What are the sources of indoor air pollution?
Cigarette smoke, carbon monoxide and asbestos have long been known to be dangerous, however, “emerging” indoor pollutants are less understood.
The authors point to furniture and flooring increasingly being made with “veneer glue”.
Cotton carpets have been replaced with synthetic fibres, which are then treated with stain repellent and flame retardants.
The latter has been linked to the most common type of thyroid cancer, the authors warn.
Cleaning products have gone from “fatty soaps and acids” to “non-ionic surfactants and terpenoid-based solvents”.
The authors warn “frequent use” of cleaning products has been linked to “lung function decline and the development of asthma”.
As well as “floating” unseen in the air, chemicals can also settle in dust, becoming suspended when it is disturbed.
Household dust has been found to contain controversial chemicals from shampoo, paint and fragrances.
The authors worry the above, combined with inadequate ventilation in new-build airtight homes, may dampen air quality.
How to combat indoor air pollution
To keep the air in your home healthy, the authors recommend cleaning regularly to combat dust.
Using just one all-purpose cleaner, and wiping surfaces with water after use, may help reduce chemical exposure.
Ventilation is also “important” after cooking, cleaning and “activities that create moisture”, like showering or drying clothes.
Opening a window could also help after cleaning or lighting candles.
When cooking, use the extractor fan and close other doors to prevent pollutants spreading around the house.
While it may sound obvious, try and avoid burning food, and do not allow anyone to smoke indoors.
If allergies strike, consider replacing carpets with hard wooden floors and washing bedding at 60°C (104°F) every two weeks.
The report’s authors want to see legally binding ventilation rates and maximum pollutant concentrations.

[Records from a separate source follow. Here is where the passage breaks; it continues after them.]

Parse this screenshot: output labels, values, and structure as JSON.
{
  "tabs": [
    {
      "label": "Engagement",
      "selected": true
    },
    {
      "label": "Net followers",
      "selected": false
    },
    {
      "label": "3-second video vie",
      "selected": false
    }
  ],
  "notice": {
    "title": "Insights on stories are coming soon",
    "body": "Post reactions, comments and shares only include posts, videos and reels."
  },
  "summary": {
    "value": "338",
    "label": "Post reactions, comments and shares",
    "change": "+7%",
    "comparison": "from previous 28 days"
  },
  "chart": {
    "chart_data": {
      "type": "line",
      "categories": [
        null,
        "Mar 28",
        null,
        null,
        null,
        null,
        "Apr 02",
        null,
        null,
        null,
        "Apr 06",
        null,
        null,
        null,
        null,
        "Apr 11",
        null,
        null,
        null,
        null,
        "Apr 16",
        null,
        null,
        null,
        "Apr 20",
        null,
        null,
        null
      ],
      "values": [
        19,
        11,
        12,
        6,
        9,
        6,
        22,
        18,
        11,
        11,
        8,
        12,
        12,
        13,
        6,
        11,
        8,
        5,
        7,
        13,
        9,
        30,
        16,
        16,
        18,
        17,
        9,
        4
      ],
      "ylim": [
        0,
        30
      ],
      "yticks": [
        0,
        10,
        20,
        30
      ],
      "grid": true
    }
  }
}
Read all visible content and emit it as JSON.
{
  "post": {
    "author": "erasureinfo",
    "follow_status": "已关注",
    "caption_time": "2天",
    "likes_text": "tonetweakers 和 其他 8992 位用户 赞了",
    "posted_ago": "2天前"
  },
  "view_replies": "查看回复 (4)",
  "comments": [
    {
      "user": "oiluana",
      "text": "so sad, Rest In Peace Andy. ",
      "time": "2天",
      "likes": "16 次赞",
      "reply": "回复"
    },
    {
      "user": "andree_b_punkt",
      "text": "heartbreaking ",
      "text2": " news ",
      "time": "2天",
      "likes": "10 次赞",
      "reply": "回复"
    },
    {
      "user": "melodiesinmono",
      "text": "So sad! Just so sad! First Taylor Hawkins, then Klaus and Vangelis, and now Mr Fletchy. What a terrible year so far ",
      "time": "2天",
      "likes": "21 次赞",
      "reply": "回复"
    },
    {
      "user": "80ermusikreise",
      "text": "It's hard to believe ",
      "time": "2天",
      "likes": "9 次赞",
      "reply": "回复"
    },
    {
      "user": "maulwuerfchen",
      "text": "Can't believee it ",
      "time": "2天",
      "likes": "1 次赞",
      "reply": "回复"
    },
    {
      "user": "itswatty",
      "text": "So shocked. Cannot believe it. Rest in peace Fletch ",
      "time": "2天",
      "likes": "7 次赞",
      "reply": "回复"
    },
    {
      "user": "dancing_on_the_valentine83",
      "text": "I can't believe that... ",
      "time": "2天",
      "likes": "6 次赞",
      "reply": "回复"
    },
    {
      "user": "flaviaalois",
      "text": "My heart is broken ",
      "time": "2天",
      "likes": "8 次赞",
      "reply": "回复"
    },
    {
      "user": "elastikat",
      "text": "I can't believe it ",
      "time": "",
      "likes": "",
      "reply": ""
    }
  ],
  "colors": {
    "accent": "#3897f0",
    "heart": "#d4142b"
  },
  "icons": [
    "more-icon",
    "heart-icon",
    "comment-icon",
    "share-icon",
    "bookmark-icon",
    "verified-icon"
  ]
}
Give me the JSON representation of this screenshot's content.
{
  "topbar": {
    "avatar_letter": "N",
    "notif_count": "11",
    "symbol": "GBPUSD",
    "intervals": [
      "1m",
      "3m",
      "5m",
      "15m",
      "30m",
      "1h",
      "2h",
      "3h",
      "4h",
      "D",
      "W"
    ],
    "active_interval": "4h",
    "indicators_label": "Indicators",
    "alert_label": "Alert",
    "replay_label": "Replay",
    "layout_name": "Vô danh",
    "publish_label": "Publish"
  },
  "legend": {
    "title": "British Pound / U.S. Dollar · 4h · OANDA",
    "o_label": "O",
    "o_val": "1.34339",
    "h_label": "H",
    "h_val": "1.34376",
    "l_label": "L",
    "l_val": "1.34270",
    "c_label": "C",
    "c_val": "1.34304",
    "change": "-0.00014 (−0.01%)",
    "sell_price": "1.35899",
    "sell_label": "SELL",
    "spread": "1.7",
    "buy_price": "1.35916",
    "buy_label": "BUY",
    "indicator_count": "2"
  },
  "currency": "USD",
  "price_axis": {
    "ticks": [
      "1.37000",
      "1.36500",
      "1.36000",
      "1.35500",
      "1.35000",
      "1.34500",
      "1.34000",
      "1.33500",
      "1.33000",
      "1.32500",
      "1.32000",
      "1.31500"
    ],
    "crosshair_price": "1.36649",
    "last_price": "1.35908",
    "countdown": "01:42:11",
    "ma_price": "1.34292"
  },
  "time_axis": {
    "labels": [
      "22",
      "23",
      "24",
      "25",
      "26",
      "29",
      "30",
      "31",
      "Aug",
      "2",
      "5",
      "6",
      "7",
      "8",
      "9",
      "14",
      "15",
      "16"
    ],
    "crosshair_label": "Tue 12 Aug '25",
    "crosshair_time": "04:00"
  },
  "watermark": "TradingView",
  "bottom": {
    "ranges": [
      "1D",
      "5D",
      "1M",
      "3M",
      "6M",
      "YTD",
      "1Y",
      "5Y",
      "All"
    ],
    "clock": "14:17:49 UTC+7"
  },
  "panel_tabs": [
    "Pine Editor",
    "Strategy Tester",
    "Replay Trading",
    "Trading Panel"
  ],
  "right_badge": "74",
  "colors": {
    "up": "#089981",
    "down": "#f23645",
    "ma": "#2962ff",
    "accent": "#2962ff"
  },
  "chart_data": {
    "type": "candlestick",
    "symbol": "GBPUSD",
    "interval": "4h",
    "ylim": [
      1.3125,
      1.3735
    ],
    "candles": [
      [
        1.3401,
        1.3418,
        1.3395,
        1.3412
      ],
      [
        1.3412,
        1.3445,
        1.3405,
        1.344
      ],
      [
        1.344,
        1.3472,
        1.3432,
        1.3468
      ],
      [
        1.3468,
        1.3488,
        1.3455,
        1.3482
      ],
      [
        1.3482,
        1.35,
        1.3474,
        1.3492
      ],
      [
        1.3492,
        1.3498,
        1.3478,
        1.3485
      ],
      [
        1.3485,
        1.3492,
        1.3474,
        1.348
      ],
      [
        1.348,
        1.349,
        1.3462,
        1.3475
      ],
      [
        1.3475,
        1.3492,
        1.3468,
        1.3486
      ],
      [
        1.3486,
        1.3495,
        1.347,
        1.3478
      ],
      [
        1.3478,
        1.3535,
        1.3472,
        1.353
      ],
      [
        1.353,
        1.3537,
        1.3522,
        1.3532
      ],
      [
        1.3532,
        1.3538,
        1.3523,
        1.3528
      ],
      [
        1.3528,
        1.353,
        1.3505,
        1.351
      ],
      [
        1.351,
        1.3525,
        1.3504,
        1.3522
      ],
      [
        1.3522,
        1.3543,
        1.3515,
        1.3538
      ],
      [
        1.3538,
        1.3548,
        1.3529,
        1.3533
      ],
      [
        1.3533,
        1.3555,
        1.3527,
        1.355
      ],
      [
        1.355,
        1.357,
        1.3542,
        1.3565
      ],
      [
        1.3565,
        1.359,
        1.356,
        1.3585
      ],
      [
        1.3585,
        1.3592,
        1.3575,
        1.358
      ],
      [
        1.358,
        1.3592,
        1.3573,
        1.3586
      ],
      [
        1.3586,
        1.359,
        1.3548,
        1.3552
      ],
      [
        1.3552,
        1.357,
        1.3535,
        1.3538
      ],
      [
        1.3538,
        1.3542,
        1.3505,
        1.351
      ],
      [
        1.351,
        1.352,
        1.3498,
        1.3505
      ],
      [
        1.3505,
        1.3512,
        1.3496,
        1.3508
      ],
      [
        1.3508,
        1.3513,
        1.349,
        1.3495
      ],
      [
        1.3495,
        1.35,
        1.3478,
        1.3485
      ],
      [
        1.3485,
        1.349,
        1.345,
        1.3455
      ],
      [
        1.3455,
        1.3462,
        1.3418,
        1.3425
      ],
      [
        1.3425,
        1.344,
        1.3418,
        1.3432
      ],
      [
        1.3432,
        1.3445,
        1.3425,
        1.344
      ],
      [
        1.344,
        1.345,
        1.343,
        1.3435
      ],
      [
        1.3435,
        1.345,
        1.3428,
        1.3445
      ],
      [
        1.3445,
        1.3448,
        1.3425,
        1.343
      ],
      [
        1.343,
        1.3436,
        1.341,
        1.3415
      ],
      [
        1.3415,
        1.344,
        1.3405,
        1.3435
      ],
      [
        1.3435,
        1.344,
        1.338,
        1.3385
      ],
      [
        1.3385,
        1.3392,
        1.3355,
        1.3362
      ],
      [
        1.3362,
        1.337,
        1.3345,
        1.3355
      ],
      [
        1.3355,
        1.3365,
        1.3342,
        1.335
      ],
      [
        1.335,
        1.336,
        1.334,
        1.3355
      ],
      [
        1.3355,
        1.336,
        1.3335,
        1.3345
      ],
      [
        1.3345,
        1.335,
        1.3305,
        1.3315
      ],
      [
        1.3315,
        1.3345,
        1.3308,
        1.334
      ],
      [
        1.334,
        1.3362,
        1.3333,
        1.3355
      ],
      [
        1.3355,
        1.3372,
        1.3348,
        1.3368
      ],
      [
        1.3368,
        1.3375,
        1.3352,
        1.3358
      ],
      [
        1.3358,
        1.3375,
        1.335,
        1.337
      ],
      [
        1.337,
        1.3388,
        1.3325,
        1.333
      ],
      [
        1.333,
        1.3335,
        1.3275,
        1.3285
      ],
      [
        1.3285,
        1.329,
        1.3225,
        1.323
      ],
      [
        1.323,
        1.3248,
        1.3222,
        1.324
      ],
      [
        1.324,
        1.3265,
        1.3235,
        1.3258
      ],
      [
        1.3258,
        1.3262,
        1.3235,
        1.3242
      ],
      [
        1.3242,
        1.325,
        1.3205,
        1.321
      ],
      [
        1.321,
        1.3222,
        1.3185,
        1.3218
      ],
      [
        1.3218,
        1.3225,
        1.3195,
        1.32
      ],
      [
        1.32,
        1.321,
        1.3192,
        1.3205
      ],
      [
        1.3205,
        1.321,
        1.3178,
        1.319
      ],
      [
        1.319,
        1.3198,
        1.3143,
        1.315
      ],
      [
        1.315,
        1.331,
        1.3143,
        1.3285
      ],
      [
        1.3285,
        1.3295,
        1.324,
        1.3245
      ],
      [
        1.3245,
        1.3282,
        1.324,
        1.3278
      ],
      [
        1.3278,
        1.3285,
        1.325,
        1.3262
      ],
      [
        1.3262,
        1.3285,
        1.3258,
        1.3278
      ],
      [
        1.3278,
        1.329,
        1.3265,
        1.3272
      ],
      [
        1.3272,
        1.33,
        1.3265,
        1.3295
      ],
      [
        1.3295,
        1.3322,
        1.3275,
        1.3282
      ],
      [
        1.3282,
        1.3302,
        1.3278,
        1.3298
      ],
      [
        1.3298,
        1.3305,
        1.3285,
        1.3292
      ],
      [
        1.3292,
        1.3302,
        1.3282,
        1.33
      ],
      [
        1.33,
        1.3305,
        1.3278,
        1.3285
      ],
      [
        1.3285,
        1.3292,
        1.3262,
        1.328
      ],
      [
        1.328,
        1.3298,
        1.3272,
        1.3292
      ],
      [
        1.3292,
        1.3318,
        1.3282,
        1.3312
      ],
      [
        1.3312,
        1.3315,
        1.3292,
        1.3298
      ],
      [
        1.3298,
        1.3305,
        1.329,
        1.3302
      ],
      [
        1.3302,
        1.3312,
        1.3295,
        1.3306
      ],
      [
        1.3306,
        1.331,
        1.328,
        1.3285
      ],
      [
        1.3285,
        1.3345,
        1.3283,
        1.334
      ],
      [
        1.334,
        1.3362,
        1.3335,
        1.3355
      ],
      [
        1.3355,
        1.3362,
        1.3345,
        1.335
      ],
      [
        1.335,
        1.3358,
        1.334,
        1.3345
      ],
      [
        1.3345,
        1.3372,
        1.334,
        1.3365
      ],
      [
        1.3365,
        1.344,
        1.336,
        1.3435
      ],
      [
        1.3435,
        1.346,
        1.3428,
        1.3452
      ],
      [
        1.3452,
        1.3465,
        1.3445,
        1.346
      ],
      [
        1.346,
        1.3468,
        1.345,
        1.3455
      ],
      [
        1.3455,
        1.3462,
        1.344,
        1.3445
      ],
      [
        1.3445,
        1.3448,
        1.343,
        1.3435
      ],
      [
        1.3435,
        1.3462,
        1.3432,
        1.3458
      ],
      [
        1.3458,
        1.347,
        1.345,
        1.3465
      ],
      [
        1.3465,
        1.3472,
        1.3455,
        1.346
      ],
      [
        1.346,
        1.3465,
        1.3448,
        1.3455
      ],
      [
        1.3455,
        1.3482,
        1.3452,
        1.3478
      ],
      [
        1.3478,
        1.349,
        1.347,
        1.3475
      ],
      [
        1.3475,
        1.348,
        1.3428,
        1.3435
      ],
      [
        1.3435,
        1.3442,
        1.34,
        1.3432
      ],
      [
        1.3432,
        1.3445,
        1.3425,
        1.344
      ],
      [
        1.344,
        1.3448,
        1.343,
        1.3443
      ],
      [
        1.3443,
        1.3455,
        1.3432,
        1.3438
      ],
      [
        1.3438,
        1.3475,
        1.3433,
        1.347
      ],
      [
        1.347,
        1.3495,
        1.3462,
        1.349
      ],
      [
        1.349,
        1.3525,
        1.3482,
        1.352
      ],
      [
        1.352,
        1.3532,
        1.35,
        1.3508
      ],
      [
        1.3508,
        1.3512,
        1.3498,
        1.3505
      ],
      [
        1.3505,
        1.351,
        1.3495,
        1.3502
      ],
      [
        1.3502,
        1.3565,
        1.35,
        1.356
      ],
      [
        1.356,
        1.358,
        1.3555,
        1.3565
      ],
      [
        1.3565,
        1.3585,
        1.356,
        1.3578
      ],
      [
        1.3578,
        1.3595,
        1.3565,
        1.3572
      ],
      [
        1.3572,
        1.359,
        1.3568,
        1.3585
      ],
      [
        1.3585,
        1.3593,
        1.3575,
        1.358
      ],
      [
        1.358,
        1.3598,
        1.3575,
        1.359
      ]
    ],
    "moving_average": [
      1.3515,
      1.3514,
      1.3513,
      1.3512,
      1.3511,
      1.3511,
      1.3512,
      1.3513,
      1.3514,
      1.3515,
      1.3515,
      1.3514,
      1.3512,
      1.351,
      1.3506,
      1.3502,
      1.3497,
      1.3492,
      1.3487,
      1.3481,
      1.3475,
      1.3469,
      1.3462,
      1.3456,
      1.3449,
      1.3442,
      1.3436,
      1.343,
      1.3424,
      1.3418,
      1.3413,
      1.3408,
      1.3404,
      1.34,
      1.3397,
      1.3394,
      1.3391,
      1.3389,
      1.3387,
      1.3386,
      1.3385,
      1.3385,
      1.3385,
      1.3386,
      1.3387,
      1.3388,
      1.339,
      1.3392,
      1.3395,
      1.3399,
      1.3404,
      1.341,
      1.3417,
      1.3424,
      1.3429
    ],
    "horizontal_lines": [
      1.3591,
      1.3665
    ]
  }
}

They also hope a fund will be introduced to support low-income residents.
“More than three million families live in poor quality housing in the UK,” study author Professor Stephen Holgate - from the Royal College of Physicians - said.
“Most will not have enough money to make improvements and have no option but to make do with damp, under-ventilated environments.
“If we ask our children to spend their childhood days in unhealthy spaces, then we’re storing up problems for future health.”